::: ENTRIES SHOWN :::
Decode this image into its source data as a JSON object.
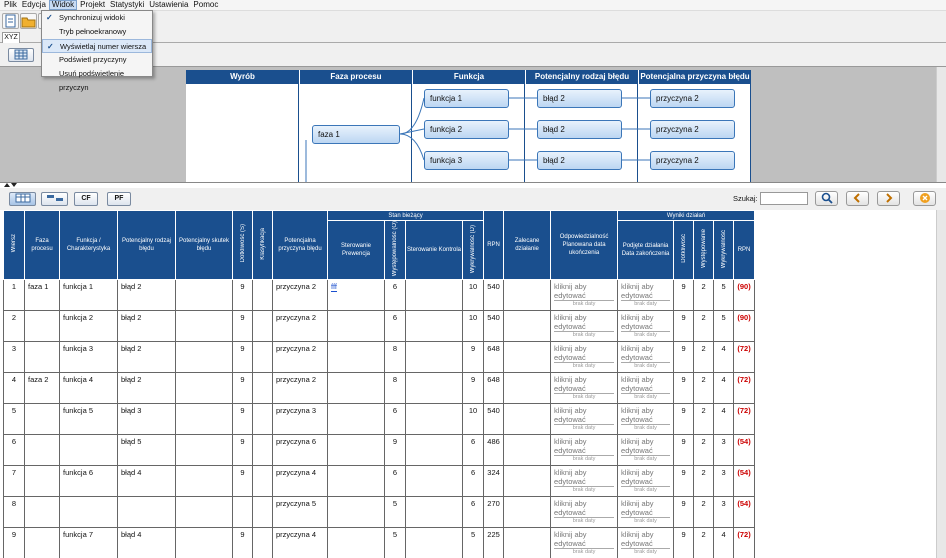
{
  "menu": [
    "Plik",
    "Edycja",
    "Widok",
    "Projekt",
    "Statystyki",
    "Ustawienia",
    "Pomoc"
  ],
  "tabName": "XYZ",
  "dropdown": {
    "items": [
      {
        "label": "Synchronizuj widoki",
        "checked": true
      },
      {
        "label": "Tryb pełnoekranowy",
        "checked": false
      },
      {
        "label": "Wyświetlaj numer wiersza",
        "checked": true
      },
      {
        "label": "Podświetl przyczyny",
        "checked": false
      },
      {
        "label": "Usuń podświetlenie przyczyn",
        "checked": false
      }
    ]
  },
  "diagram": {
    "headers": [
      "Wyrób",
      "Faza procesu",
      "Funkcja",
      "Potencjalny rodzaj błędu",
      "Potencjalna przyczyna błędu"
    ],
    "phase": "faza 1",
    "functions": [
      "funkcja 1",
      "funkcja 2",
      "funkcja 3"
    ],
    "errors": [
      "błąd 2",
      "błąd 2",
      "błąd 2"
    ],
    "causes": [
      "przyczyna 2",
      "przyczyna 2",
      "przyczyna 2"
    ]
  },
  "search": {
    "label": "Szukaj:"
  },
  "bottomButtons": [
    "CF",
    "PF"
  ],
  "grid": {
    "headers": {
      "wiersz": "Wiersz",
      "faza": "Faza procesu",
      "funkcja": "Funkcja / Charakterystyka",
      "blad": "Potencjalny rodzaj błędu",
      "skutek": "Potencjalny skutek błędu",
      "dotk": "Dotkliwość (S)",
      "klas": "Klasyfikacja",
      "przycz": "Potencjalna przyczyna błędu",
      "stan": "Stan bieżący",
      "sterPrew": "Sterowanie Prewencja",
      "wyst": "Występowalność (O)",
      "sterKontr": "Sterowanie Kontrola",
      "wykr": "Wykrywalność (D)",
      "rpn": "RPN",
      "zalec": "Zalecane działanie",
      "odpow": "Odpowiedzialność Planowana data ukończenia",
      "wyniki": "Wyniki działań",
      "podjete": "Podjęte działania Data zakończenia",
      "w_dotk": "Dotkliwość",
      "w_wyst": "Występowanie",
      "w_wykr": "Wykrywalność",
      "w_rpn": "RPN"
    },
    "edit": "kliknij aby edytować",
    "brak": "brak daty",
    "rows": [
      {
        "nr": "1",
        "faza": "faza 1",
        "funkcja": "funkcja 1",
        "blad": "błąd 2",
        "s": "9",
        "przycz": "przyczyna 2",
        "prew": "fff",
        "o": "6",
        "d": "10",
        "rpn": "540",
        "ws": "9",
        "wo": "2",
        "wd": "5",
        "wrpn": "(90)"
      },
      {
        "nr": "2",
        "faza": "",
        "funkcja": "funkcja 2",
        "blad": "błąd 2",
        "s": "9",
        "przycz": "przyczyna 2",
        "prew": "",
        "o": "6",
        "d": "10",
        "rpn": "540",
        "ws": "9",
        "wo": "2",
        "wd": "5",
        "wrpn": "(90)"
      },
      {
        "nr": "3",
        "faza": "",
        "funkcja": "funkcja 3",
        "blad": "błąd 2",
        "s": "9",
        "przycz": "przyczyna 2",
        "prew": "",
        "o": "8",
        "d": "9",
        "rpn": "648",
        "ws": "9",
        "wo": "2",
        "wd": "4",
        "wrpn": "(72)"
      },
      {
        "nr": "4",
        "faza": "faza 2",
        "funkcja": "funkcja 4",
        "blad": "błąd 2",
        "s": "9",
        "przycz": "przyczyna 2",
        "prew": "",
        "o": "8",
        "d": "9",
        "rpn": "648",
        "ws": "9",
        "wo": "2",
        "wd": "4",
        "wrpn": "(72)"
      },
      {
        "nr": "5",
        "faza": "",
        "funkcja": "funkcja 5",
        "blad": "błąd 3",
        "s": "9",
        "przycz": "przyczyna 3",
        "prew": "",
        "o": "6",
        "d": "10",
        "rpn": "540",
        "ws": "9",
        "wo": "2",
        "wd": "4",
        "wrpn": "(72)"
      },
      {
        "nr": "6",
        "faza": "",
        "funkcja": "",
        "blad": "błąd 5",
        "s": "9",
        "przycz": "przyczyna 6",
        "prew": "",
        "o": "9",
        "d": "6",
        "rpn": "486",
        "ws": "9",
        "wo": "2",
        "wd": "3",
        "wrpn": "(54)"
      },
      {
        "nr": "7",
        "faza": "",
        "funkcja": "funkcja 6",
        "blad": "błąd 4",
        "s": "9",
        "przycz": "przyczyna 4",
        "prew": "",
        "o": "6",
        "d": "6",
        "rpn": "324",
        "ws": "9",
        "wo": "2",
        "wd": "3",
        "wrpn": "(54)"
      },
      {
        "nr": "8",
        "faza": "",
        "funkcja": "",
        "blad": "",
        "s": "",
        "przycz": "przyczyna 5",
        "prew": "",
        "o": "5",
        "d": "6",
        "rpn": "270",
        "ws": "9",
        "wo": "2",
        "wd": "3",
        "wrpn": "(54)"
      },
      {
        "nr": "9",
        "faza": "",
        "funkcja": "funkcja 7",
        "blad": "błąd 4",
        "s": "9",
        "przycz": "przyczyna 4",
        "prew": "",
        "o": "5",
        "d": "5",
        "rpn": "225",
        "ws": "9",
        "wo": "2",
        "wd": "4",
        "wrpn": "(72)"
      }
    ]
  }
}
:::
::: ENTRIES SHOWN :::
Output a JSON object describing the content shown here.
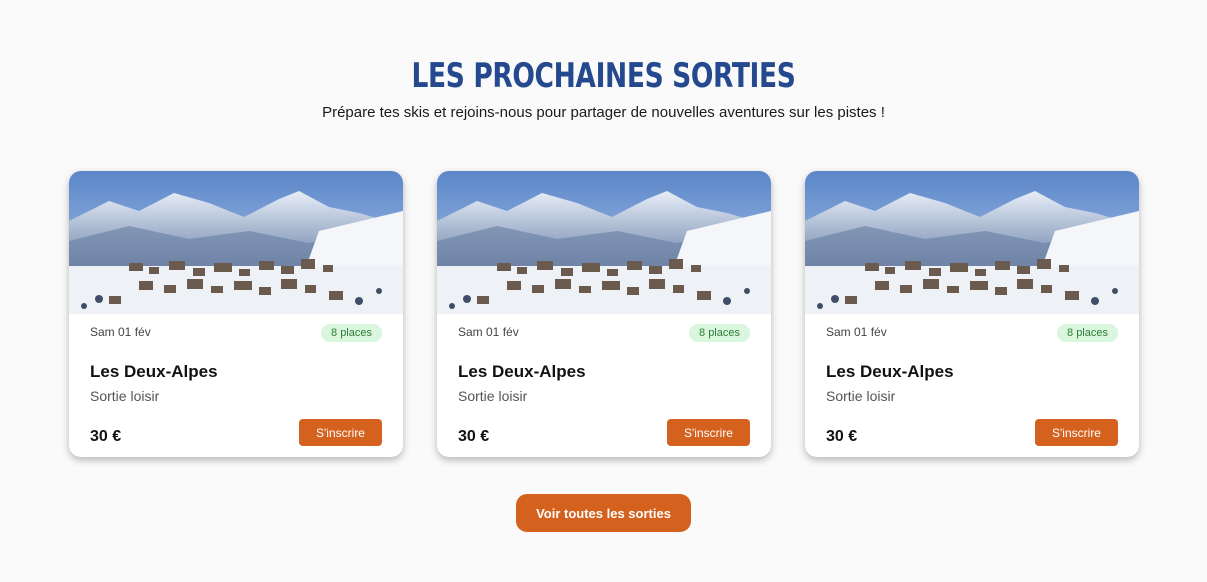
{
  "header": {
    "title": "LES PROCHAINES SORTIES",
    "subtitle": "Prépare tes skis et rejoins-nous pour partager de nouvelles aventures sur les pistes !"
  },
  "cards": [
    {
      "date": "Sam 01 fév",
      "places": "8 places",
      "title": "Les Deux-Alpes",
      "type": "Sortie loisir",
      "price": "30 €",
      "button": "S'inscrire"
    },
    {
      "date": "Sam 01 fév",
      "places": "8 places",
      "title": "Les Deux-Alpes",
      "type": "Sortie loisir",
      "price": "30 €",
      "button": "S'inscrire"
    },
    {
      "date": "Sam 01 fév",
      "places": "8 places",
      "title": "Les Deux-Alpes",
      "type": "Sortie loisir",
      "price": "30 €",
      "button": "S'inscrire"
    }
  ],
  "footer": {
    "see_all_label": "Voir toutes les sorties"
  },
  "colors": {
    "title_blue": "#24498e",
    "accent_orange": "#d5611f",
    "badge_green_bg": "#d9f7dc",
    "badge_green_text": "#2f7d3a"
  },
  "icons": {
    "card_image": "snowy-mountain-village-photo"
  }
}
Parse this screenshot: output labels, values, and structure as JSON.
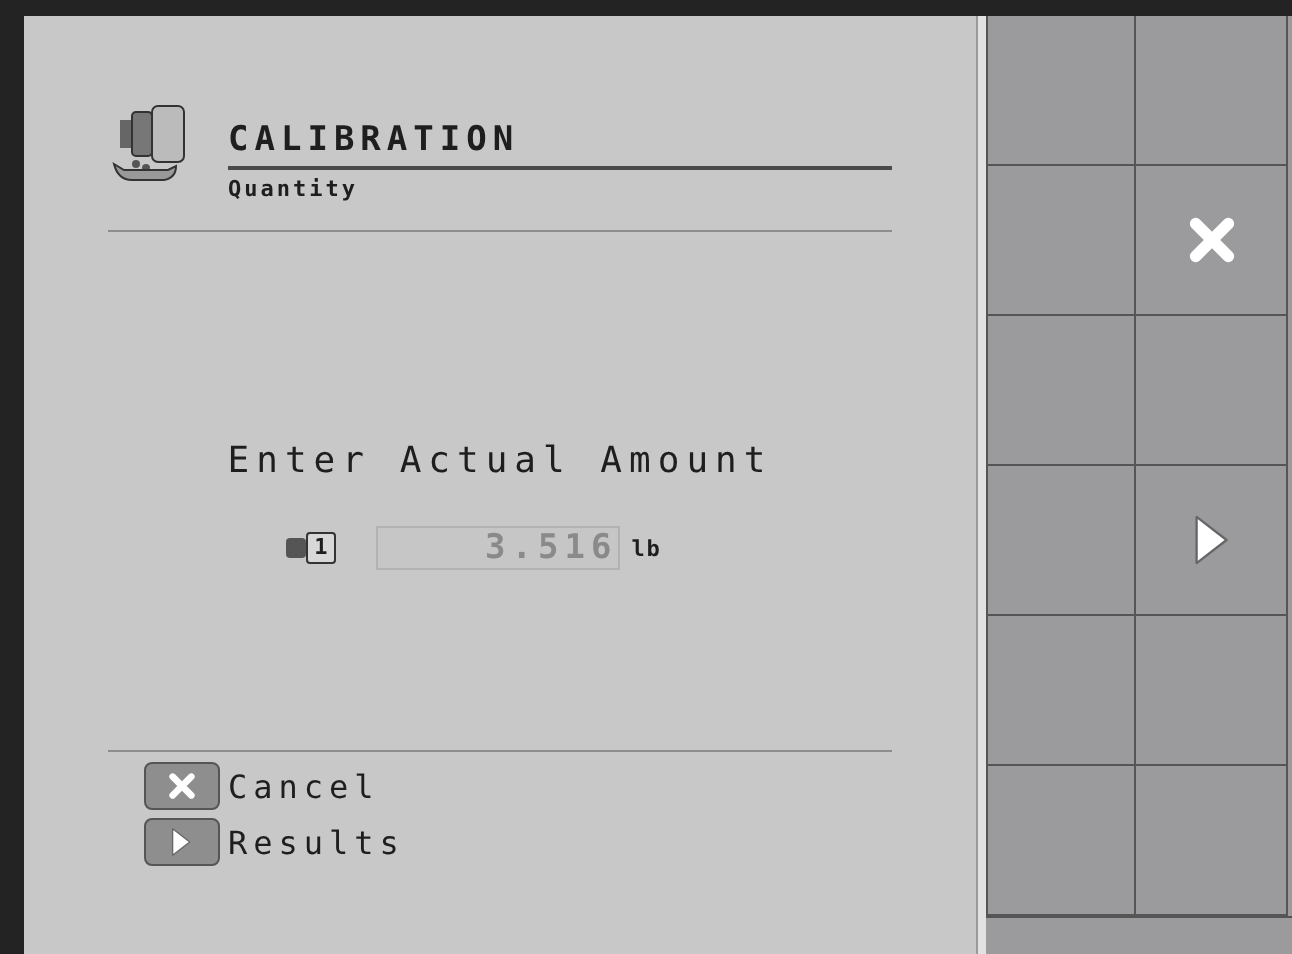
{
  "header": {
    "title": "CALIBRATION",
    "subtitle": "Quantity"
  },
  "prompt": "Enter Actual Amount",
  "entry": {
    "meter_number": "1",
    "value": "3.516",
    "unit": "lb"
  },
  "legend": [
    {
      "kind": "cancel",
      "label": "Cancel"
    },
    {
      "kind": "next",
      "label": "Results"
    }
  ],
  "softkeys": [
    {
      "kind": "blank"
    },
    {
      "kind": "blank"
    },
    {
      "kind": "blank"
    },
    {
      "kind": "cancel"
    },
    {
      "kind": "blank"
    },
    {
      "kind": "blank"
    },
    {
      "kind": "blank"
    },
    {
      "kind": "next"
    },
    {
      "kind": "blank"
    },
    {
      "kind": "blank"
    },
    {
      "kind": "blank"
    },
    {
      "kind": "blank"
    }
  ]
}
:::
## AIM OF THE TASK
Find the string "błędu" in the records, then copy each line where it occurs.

## RESPONSE BOX
      "Potencjalny rodzaj błędu",
      "Potencjalna przyczyna błędu"
      "blad": "Potencjalny rodzaj błędu",
      "skutek": "Potencjalny skutek błędu",
      "przycz": "Potencjalna przyczyna błędu",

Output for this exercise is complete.